→ EXERCISE OBJECTIVE:
Check which lines of the entries that follow hold "blocking", then give the number of those lines and nothing more.

→ SUPPLIED DATA:

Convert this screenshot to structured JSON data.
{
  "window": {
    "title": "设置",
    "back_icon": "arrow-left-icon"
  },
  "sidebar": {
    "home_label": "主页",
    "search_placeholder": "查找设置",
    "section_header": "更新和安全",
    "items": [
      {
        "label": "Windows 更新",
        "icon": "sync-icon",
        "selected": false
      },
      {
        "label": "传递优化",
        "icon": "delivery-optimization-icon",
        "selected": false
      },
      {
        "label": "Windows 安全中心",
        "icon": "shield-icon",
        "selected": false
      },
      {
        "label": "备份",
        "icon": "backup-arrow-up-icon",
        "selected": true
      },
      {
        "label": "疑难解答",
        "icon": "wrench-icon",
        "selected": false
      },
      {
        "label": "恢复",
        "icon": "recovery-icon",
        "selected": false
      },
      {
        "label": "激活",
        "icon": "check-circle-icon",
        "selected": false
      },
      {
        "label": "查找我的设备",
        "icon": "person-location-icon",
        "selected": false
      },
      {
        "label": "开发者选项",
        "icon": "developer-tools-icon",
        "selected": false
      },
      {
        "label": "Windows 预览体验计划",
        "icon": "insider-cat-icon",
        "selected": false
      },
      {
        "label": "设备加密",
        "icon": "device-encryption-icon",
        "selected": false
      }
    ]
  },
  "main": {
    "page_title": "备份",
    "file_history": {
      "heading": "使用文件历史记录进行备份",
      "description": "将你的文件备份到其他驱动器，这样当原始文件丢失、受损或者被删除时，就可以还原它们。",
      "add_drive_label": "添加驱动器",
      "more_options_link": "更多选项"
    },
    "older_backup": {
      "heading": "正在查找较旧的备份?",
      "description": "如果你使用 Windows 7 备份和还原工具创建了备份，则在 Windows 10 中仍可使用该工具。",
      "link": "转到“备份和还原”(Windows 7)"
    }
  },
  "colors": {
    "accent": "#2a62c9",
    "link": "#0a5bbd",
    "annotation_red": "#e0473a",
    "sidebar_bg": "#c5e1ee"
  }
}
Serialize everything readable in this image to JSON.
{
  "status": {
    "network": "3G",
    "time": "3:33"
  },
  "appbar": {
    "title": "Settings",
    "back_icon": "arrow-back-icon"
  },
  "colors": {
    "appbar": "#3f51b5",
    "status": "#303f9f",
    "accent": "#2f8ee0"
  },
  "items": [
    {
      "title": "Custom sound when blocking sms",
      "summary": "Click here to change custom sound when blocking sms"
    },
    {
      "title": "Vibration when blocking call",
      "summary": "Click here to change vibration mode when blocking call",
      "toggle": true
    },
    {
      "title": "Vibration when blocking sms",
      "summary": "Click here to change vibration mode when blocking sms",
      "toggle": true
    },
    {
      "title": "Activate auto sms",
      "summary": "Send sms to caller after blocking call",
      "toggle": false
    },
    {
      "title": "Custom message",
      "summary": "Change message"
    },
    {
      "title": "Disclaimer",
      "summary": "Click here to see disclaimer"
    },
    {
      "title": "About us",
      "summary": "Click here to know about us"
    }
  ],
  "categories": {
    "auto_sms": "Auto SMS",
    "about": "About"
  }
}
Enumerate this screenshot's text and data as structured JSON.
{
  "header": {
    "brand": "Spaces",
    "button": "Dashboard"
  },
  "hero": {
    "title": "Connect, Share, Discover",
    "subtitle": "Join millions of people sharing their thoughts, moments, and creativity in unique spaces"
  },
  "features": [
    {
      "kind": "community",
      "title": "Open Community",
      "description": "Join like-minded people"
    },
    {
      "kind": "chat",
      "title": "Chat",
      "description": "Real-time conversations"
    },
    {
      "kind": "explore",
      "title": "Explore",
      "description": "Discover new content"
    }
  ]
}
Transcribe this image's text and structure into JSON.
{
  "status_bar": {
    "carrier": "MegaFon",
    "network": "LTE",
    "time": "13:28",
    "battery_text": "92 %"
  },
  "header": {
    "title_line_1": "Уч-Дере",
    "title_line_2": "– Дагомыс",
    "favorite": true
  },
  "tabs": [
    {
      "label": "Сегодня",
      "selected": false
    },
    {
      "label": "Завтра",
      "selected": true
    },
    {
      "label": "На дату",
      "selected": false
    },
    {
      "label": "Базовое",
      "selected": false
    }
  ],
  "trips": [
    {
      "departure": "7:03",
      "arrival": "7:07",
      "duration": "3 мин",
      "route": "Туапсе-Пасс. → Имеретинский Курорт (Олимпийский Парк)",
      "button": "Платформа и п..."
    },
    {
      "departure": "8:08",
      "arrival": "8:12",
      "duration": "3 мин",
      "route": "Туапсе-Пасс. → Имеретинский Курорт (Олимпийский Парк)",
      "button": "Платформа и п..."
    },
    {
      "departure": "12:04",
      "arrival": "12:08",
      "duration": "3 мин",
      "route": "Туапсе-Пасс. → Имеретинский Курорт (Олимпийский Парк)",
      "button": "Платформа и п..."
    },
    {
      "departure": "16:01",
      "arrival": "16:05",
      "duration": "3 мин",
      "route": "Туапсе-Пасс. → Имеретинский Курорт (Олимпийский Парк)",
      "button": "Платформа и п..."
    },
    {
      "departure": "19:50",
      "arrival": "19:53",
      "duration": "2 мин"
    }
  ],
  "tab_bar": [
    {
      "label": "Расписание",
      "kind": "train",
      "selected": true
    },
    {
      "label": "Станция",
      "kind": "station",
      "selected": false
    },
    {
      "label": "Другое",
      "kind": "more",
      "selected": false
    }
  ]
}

→ TASK RESULT:
7